The Archbishop of Mumbai, cardinal Oswald Gracias, spoke against the controversial Citizenship Amendment Act (CAA) calling the law "a cause of great anxiety for all citizens."
Cardinal Gracias told Crux that "There is a danger that there could be a polarization of our people along religious lines. [This] is very harmful for the country. It is the responsibility of all to promote solidarity and respect for all in our country."
The CAA passed by the parliament of India On December 12 provides citizenship for Hindu, Sikh, Jain, Buddhist, Christian and Parsi refugees from Afghanistan, Pakistan and Bangladesh. However, the law intentionally omits Muslims from the illegal immigrants list.
Several protests erupted across the country after the new law passed and the citizens feel the law is damaging the secular and pluralistic heritage of India.
So far, at least 21 people have been killed in clashes with police while challenging the Modi government to revoke the law.
Many claim that religious intolerance and persecution against religious minorities in the country has soared after the BJP government came to power in 2014.
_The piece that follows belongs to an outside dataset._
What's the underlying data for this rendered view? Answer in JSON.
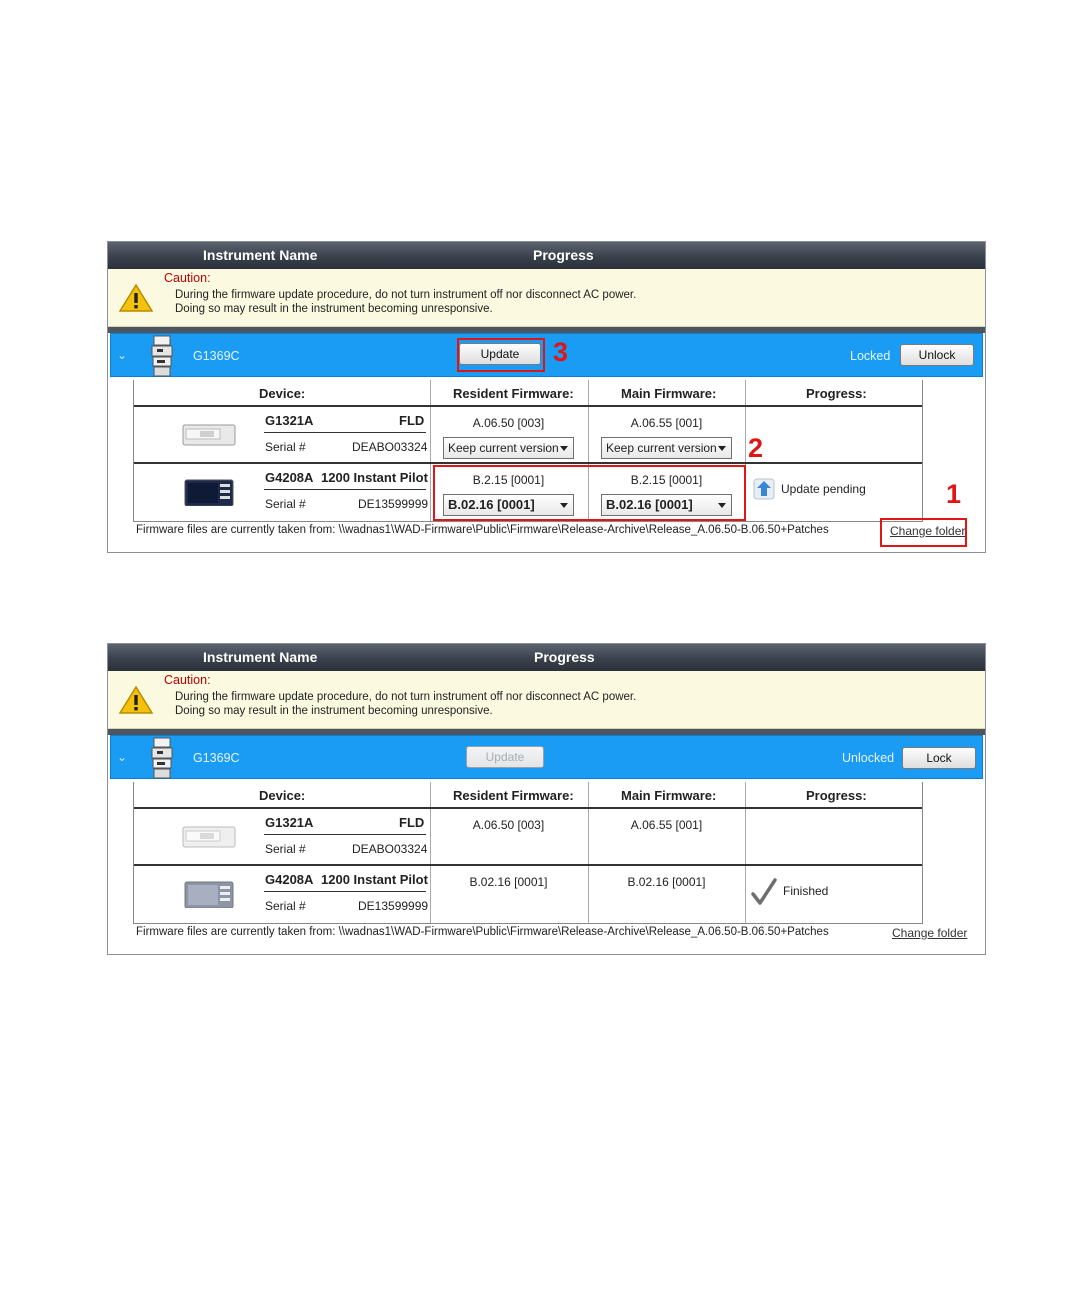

Incidents of violence against Christians in the country has more than doubled under the pro-Hindu government.
According to ADF India, in 2019 alone, 300 incidents of mob attacks against Christians were reported of which only 40 were prosecuted by police.